[Note that a draft of this part is due on Wednesday, Oct 16]

After you've finished writing up your research findings, you're ready for the all-important Problem Statement. This statement is so important that we make it due in class on Wednesday, Oct 16 so that your TA can give you feedback before you finalize it.

Here is a good definition (slightly reworded):

A problem statement is used to summarize who a particular user is, the user's need, and why the need is important to that user.

The Problem Statement takes what you've learned from user research and captures the exact problem that your project aims to solve and why it matters. It's one of the most important parts that employers read in your entire case study. Your problem statement should be one or two sentences. Refer to relevant lectures for how to write it. In general, it should ...

  • define both a target user group and their specific goal
    • This group should be specific so you can come up with an original solution (e.g., 'UCSD students' is too broad), but not so specific that your solution matters to very few people (e.g., 'my aunt Ethel' is too narrow)
  • define a core problem experienced by the user group
    • This core problem should come directly out of the strongest findings from your user research
  • show how that core problem matters to the user's life in a meaningful way
  • not propose a solution yet
  • be easily understandable by non-designers (e.g., if you tell it to someone at a coffee shop, they should instantly understand what problem you're aiming to solve)

You can write your problem statement in many formats. If you want some guidance, this article proposes a three-part format:

Traditional problem statements have 3 components: 1) a user, 2) a need, and 3) a goal. These are then combined following the pattern: [A user] needs [need] in order to accomplish [goal].

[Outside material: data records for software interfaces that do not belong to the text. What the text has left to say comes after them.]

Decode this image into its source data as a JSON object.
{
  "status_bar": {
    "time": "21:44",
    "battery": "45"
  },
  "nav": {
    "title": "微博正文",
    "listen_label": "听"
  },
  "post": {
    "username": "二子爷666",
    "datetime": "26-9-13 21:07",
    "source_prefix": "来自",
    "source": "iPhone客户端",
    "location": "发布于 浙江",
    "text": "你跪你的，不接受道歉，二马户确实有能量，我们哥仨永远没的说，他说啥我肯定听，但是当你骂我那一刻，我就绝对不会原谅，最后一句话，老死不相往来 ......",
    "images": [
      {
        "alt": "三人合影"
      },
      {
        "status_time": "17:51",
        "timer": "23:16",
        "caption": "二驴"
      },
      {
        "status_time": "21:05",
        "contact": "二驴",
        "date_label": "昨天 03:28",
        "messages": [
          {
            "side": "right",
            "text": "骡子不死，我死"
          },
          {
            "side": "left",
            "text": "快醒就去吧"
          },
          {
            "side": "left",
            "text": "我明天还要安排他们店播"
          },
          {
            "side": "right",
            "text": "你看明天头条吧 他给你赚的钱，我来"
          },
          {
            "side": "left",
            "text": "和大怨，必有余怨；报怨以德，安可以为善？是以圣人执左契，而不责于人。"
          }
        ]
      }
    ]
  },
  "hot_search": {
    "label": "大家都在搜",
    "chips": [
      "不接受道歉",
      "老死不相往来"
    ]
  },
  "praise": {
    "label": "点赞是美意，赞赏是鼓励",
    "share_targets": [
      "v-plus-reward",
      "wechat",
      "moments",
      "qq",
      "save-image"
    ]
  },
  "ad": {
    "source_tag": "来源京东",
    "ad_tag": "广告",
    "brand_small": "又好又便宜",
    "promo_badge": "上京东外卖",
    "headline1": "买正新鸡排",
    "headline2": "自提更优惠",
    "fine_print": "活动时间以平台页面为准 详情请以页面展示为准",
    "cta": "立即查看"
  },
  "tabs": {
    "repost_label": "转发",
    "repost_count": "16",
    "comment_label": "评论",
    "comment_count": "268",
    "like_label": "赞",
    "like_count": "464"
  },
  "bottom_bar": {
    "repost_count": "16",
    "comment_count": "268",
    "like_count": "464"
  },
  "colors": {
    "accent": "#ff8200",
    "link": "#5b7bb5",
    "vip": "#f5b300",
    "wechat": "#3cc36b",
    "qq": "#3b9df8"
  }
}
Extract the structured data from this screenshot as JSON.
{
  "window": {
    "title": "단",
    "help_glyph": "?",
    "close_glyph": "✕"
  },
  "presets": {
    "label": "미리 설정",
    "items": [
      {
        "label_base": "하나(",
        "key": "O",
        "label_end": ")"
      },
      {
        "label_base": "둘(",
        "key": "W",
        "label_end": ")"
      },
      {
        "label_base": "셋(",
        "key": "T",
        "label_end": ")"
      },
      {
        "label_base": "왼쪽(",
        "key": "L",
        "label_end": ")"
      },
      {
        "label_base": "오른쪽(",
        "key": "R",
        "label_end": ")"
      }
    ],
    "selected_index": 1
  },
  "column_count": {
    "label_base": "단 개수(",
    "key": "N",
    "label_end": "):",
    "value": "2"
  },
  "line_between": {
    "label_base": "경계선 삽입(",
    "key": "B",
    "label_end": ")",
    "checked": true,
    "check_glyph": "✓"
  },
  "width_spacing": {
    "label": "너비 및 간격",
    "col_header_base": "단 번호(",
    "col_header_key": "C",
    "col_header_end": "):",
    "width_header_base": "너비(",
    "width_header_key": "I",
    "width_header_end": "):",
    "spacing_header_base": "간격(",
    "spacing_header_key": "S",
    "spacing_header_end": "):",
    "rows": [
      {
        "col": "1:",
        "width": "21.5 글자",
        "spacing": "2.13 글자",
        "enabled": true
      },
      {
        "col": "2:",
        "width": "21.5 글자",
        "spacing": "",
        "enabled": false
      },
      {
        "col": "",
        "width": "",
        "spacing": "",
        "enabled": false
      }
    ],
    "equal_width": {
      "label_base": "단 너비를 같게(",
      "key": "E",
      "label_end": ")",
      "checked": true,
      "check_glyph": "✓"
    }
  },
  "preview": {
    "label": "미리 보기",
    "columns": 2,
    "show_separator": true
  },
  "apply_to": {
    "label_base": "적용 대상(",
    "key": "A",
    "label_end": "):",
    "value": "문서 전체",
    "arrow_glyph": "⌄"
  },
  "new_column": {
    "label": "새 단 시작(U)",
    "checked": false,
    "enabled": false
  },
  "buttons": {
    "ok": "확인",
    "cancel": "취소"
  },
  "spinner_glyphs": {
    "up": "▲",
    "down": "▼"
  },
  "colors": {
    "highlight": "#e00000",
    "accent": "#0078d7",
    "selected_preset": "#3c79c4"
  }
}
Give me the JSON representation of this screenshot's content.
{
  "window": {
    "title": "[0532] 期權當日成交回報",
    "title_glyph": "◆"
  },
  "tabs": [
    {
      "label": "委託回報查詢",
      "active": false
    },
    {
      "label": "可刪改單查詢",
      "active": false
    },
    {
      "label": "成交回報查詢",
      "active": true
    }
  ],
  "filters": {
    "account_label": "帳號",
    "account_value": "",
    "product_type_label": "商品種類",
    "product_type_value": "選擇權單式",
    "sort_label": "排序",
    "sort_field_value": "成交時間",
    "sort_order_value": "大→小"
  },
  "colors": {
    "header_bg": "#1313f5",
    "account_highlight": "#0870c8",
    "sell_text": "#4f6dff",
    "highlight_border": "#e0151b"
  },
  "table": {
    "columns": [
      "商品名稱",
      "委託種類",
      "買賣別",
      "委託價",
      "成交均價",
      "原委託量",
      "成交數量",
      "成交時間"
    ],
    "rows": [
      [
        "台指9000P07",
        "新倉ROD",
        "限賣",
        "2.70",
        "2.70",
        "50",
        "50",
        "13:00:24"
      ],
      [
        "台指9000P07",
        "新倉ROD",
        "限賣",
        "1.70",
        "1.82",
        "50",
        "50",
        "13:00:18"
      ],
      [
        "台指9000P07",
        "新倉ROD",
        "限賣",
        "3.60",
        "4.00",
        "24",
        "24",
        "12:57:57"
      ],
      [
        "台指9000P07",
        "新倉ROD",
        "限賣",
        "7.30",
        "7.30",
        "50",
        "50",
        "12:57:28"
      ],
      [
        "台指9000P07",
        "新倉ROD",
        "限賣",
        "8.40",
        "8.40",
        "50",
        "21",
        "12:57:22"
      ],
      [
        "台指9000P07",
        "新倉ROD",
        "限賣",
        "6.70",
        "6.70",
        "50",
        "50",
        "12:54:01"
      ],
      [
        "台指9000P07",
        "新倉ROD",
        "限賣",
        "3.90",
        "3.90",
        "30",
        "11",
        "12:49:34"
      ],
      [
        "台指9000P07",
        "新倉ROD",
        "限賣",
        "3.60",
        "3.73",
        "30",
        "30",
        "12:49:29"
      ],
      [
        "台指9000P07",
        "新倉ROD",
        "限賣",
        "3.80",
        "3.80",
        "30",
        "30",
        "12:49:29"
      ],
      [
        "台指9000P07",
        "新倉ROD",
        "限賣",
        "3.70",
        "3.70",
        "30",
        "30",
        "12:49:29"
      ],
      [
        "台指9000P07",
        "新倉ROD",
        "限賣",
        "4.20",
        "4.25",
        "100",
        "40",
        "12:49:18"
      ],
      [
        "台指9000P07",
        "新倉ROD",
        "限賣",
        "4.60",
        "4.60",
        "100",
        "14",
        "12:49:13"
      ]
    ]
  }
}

The [user] should correspond to a specific persona or real end-user segment you've done research on.

The [need] should be real, should belong to users, should not be made up by the team, and should not be phrased as a solution.

The [goal] is the result of meeting that need. It should be rooted in empathy. Look beyond the obvious – what will this solution allow the user to accomplish? For example, think about the user's hopes, fears, and motivations.

Conversely, here are some properties of bad problem statements:

  • Doesn't define a user group
  • Defines a user group that's too broad or narrow
  • Doesn't provide a well-defined goal or core problem
  • Already jumps to a proposed solution
  • Feels unrealistic if you pitch it to potential employers

Frequently Asked Questions

Q: Can we see examples of user research write-ups?

A: Look at the relevant lecture slides. But be aware that not all examples contain all of the components that we're looking for in this assignment.

Q: Is there an exact format or template that we should follow in the write-up?

A: We provided suggestions in lecture, but as you can see from some example case studies, everyone uses a slightly different format. Just think about what tells a good story to potential employers, and keep APS in mind.

Q: How come some of the examples we saw in lecture didn't have all the requirements for this assignment?

A: Because they weren't from this class. You can use lecture examples as inspiration, but make sure to meet the requirements of this assignment.

Q: For user research, How many participants are enough? or How much data is enough? (for data science).

A: See lecture slides for details.